§ **WHAT TO DO**
Return every record below exactly as given, images excluded.

----- RECORDS SUPPLIED

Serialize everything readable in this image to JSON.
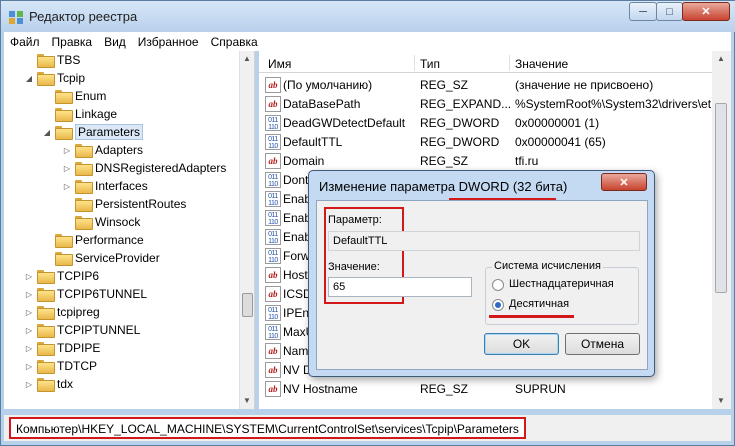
{
  "window": {
    "title": "Редактор реестра",
    "min_glyph": "─",
    "max_glyph": "□",
    "close_glyph": "✕"
  },
  "menu": [
    "Файл",
    "Правка",
    "Вид",
    "Избранное",
    "Справка"
  ],
  "tree": [
    {
      "label": "TBS",
      "level": 1,
      "expander": ""
    },
    {
      "label": "Tcpip",
      "level": 1,
      "expander": "◢"
    },
    {
      "label": "Enum",
      "level": 2,
      "expander": ""
    },
    {
      "label": "Linkage",
      "level": 2,
      "expander": ""
    },
    {
      "label": "Parameters",
      "level": 2,
      "expander": "◢",
      "selected": true
    },
    {
      "label": "Adapters",
      "level": 3,
      "expander": "▷"
    },
    {
      "label": "DNSRegisteredAdapters",
      "level": 3,
      "expander": "▷"
    },
    {
      "label": "Interfaces",
      "level": 3,
      "expander": "▷"
    },
    {
      "label": "PersistentRoutes",
      "level": 3,
      "expander": ""
    },
    {
      "label": "Winsock",
      "level": 3,
      "expander": ""
    },
    {
      "label": "Performance",
      "level": 2,
      "expander": ""
    },
    {
      "label": "ServiceProvider",
      "level": 2,
      "expander": ""
    },
    {
      "label": "TCPIP6",
      "level": 1,
      "expander": "▷"
    },
    {
      "label": "TCPIP6TUNNEL",
      "level": 1,
      "expander": "▷"
    },
    {
      "label": "tcpipreg",
      "level": 1,
      "expander": "▷"
    },
    {
      "label": "TCPIPTUNNEL",
      "level": 1,
      "expander": "▷"
    },
    {
      "label": "TDPIPE",
      "level": 1,
      "expander": "▷"
    },
    {
      "label": "TDTCP",
      "level": 1,
      "expander": "▷"
    },
    {
      "label": "tdx",
      "level": 1,
      "expander": "▷"
    }
  ],
  "columns": {
    "name": "Имя",
    "type": "Тип",
    "value": "Значение"
  },
  "values": [
    {
      "icon": "sz",
      "name": "(По умолчанию)",
      "type": "REG_SZ",
      "value": "(значение не присвоено)"
    },
    {
      "icon": "sz",
      "name": "DataBasePath",
      "type": "REG_EXPAND...",
      "value": "%SystemRoot%\\System32\\drivers\\et"
    },
    {
      "icon": "dw",
      "name": "DeadGWDetectDefault",
      "type": "REG_DWORD",
      "value": "0x00000001 (1)"
    },
    {
      "icon": "dw",
      "name": "DefaultTTL",
      "type": "REG_DWORD",
      "value": "0x00000041 (65)"
    },
    {
      "icon": "sz",
      "name": "Domain",
      "type": "REG_SZ",
      "value": "tfi.ru"
    },
    {
      "icon": "dw",
      "name": "Dont",
      "type": "",
      "value": ""
    },
    {
      "icon": "dw",
      "name": "Enab",
      "type": "",
      "value": ""
    },
    {
      "icon": "dw",
      "name": "Enab",
      "type": "",
      "value": ""
    },
    {
      "icon": "dw",
      "name": "Enab",
      "type": "",
      "value": ""
    },
    {
      "icon": "dw",
      "name": "Forw",
      "type": "",
      "value": ""
    },
    {
      "icon": "sz",
      "name": "Host",
      "type": "",
      "value": ""
    },
    {
      "icon": "sz",
      "name": "ICSD",
      "type": "",
      "value": ""
    },
    {
      "icon": "dw",
      "name": "IPEna",
      "type": "",
      "value": ""
    },
    {
      "icon": "dw",
      "name": "MaxU",
      "type": "",
      "value": ""
    },
    {
      "icon": "sz",
      "name": "Nam",
      "type": "",
      "value": ""
    },
    {
      "icon": "sz",
      "name": "NV D",
      "type": "",
      "value": ""
    },
    {
      "icon": "sz",
      "name": "NV Hostname",
      "type": "REG_SZ",
      "value": "SUPRUN"
    }
  ],
  "statusbar": {
    "path": "Компьютер\\HKEY_LOCAL_MACHINE\\SYSTEM\\CurrentControlSet\\services\\Tcpip\\Parameters"
  },
  "dialog": {
    "title": "Изменение параметра DWORD (32 бита)",
    "close_glyph": "✕",
    "param_label": "Параметр:",
    "param_value": "DefaultTTL",
    "value_label": "Значение:",
    "value_input": "65",
    "base_group_label": "Система исчисления",
    "hex_label": "Шестнадцатеричная",
    "dec_label": "Десятичная",
    "selected_base": "dec",
    "ok_label": "OK",
    "cancel_label": "Отмена"
  },
  "colors": {
    "highlight_red": "#d21818",
    "title_bg": "#b9d1ec",
    "close_red": "#c8432f"
  }
}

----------

§ **TASK SOLUTION**
Serialize everything readable in this image to JSON.
{
  "window": {
    "title": "Редактор реестра",
    "min_glyph": "─",
    "max_glyph": "□",
    "close_glyph": "✕"
  },
  "menu": [
    "Файл",
    "Правка",
    "Вид",
    "Избранное",
    "Справка"
  ],
  "tree": [
    {
      "label": "TBS",
      "level": 1,
      "expander": ""
    },
    {
      "label": "Tcpip",
      "level": 1,
      "expander": "◢"
    },
    {
      "label": "Enum",
      "level": 2,
      "expander": ""
    },
    {
      "label": "Linkage",
      "level": 2,
      "expander": ""
    },
    {
      "label": "Parameters",
      "level": 2,
      "expander": "◢",
      "selected": true
    },
    {
      "label": "Adapters",
      "level": 3,
      "expander": "▷"
    },
    {
      "label": "DNSRegisteredAdapters",
      "level": 3,
      "expander": "▷"
    },
    {
      "label": "Interfaces",
      "level": 3,
      "expander": "▷"
    },
    {
      "label": "PersistentRoutes",
      "level": 3,
      "expander": ""
    },
    {
      "label": "Winsock",
      "level": 3,
      "expander": ""
    },
    {
      "label": "Performance",
      "level": 2,
      "expander": ""
    },
    {
      "label": "ServiceProvider",
      "level": 2,
      "expander": ""
    },
    {
      "label": "TCPIP6",
      "level": 1,
      "expander": "▷"
    },
    {
      "label": "TCPIP6TUNNEL",
      "level": 1,
      "expander": "▷"
    },
    {
      "label": "tcpipreg",
      "level": 1,
      "expander": "▷"
    },
    {
      "label": "TCPIPTUNNEL",
      "level": 1,
      "expander": "▷"
    },
    {
      "label": "TDPIPE",
      "level": 1,
      "expander": "▷"
    },
    {
      "label": "TDTCP",
      "level": 1,
      "expander": "▷"
    },
    {
      "label": "tdx",
      "level": 1,
      "expander": "▷"
    }
  ],
  "columns": {
    "name": "Имя",
    "type": "Тип",
    "value": "Значение"
  },
  "values": [
    {
      "icon": "sz",
      "name": "(По умолчанию)",
      "type": "REG_SZ",
      "value": "(значение не присвоено)"
    },
    {
      "icon": "sz",
      "name": "DataBasePath",
      "type": "REG_EXPAND...",
      "value": "%SystemRoot%\\System32\\drivers\\et"
    },
    {
      "icon": "dw",
      "name": "DeadGWDetectDefault",
      "type": "REG_DWORD",
      "value": "0x00000001 (1)"
    },
    {
      "icon": "dw",
      "name": "DefaultTTL",
      "type": "REG_DWORD",
      "value": "0x00000041 (65)"
    },
    {
      "icon": "sz",
      "name": "Domain",
      "type": "REG_SZ",
      "value": "tfi.ru"
    },
    {
      "icon": "dw",
      "name": "Dont",
      "type": "",
      "value": ""
    },
    {
      "icon": "dw",
      "name": "Enab",
      "type": "",
      "value": ""
    },
    {
      "icon": "dw",
      "name": "Enab",
      "type": "",
      "value": ""
    },
    {
      "icon": "dw",
      "name": "Enab",
      "type": "",
      "value": ""
    },
    {
      "icon": "dw",
      "name": "Forw",
      "type": "",
      "value": ""
    },
    {
      "icon": "sz",
      "name": "Host",
      "type": "",
      "value": ""
    },
    {
      "icon": "sz",
      "name": "ICSD",
      "type": "",
      "value": ""
    },
    {
      "icon": "dw",
      "name": "IPEna",
      "type": "",
      "value": ""
    },
    {
      "icon": "dw",
      "name": "MaxU",
      "type": "",
      "value": ""
    },
    {
      "icon": "sz",
      "name": "Nam",
      "type": "",
      "value": ""
    },
    {
      "icon": "sz",
      "name": "NV D",
      "type": "",
      "value": ""
    },
    {
      "icon": "sz",
      "name": "NV Hostname",
      "type": "REG_SZ",
      "value": "SUPRUN"
    }
  ],
  "statusbar": {
    "path": "Компьютер\\HKEY_LOCAL_MACHINE\\SYSTEM\\CurrentControlSet\\services\\Tcpip\\Parameters"
  },
  "dialog": {
    "title": "Изменение параметра DWORD (32 бита)",
    "close_glyph": "✕",
    "param_label": "Параметр:",
    "param_value": "DefaultTTL",
    "value_label": "Значение:",
    "value_input": "65",
    "base_group_label": "Система исчисления",
    "hex_label": "Шестнадцатеричная",
    "dec_label": "Десятичная",
    "selected_base": "dec",
    "ok_label": "OK",
    "cancel_label": "Отмена"
  },
  "colors": {
    "highlight_red": "#d21818",
    "title_bg": "#b9d1ec",
    "close_red": "#c8432f"
  }
}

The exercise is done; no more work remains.